Temperature gauge (c) Petria Follett
By Jeanette Elsworth
Washington, 2 August 2018 – Scientists have confirmed that 2017 was the third warmest year on record, after 2016 and 2015, in the State of the Climate Report, which examines temperature, precipitation and weather events throughout the world.
The report, described as an “annual check-up for the planet” is produced by the National Oceanic and Atmospheric Association and the American Meteorological Society and published by AMS annually.
The news comes as extreme summer temperatures continue to be felt across Europe, with some forecasts predicting that Spain and Portugal could reach as high as 48 degrees Celsius (118 degrees Fahrenheit) this weekend.
The report also registered a global sea level record high in 2017, for the sixth consecutive year, and noted that flooding in places such as Hawaii, can be attributed to this as part and parcel of a “stack” of oceanographic processes.
In addition to the environmental impacts such as unprecedented coral bleaching, the report notes the financial impacts of disasters over the year. Hurricanes Harvey, Maria and Irma, all in 2017, were three of the five costliest in US history.
In the United States, over 4 million hectares were destroyed in an extreme wildfire season in the west with a total cost of USD 18 billion, triple the previous annual wildfire record set in 1991.
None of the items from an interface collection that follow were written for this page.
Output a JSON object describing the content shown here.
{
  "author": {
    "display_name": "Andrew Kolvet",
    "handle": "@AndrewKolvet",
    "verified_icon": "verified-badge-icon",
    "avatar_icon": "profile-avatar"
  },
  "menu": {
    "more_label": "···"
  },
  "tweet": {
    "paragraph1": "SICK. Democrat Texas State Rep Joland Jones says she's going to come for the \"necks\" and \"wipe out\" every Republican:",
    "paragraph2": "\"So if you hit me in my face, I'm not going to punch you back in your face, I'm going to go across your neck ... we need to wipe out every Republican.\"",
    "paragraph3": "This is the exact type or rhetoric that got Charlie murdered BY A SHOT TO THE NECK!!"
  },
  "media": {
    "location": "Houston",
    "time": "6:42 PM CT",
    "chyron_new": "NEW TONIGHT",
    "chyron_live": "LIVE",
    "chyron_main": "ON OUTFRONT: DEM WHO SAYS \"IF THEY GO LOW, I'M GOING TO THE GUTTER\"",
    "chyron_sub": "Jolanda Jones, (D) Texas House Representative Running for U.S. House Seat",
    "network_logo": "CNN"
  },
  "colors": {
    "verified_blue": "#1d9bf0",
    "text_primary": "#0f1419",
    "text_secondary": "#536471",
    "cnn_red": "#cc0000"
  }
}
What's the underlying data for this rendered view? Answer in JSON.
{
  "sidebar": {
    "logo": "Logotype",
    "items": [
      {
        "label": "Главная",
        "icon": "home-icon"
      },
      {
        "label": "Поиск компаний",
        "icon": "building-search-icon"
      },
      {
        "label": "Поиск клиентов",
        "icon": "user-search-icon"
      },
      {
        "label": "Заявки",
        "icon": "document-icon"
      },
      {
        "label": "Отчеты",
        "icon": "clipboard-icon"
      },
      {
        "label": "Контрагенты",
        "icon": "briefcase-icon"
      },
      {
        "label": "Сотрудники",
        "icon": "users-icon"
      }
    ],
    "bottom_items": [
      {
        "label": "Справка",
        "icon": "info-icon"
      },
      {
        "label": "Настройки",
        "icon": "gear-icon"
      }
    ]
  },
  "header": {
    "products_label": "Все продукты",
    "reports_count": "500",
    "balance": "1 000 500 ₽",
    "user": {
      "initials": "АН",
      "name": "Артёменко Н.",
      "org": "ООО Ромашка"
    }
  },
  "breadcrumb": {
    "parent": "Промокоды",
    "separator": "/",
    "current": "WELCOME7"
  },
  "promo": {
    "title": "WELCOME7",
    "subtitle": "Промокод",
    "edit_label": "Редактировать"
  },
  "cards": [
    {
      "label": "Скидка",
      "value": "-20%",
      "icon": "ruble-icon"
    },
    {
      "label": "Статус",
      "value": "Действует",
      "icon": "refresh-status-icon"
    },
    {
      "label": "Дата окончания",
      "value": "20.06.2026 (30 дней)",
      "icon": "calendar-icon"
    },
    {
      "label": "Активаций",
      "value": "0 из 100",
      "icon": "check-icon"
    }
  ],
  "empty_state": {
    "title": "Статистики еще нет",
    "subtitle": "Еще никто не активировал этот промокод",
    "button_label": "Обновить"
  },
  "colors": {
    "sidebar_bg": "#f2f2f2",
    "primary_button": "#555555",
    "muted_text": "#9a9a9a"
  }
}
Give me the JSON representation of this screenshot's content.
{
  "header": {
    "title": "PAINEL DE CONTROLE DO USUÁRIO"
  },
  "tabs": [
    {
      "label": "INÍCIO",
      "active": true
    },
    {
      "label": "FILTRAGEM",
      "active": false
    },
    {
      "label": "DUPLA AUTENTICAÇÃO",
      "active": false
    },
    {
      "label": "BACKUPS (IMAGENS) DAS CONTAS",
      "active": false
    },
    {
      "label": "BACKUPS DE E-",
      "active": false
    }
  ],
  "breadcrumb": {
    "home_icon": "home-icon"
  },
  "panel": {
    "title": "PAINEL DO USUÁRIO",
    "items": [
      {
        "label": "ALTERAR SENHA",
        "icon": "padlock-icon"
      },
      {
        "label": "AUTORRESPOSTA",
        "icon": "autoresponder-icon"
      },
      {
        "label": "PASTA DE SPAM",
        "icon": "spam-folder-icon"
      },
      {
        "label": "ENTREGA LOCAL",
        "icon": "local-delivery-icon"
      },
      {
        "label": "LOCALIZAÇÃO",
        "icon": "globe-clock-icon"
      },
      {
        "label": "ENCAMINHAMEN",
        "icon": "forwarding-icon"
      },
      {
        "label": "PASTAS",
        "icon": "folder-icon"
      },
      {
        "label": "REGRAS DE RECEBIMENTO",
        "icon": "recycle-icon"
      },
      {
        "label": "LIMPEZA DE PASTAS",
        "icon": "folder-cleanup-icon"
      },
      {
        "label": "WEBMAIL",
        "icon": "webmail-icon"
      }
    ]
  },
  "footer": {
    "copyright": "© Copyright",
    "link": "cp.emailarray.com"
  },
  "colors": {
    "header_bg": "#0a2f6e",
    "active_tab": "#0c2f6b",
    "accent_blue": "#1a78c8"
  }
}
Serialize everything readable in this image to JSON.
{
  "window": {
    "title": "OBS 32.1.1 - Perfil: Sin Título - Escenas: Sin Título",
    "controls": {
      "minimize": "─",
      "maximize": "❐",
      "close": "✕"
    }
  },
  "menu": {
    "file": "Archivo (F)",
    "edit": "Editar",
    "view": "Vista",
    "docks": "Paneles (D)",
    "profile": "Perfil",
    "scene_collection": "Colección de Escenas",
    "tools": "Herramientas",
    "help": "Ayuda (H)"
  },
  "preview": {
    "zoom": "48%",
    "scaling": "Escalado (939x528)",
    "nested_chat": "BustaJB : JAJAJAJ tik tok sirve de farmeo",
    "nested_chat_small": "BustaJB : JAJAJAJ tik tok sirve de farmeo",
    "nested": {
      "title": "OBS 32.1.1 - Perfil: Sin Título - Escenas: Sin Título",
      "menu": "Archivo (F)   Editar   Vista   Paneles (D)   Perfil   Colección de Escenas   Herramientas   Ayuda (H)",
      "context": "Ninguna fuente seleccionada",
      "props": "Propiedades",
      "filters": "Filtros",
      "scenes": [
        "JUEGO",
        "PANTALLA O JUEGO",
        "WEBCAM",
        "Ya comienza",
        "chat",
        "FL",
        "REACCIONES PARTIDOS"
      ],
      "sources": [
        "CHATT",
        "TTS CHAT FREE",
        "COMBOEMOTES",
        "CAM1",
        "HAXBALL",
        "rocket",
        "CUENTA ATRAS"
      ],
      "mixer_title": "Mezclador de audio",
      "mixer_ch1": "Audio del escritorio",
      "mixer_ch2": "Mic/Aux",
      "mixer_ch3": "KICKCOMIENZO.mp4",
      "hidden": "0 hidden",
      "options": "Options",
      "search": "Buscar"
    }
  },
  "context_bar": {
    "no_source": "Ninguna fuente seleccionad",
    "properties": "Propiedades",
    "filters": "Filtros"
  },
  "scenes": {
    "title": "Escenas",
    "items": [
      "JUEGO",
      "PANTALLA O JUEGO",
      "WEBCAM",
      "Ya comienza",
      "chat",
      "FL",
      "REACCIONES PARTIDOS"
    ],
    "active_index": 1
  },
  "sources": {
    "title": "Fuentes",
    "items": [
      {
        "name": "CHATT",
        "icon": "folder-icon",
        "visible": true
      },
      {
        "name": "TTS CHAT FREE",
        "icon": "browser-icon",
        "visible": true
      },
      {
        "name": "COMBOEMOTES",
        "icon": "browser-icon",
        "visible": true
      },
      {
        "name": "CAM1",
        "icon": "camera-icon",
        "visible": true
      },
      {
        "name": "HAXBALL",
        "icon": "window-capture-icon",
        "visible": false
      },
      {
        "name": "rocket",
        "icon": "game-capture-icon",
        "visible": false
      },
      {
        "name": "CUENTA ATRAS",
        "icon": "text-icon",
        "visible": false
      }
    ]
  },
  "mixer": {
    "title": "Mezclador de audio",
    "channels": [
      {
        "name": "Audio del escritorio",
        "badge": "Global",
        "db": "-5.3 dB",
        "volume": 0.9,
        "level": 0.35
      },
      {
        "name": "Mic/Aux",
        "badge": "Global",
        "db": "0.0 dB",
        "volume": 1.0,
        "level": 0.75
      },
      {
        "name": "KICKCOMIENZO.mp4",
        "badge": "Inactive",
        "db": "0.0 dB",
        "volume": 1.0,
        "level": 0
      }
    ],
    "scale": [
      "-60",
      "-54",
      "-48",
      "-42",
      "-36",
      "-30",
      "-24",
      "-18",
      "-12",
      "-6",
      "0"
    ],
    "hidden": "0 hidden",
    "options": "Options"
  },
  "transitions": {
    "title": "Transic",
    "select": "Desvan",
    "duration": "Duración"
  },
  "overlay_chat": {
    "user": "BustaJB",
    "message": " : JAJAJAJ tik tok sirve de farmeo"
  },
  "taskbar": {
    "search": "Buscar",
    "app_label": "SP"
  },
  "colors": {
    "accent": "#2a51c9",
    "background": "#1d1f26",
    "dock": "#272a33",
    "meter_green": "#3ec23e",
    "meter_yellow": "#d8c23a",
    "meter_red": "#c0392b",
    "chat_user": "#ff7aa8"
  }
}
In all, sixteen disasters costing over USD1 billion each made it the country’s costliest year since at least 1980 for total losses from billion-dollar disasters.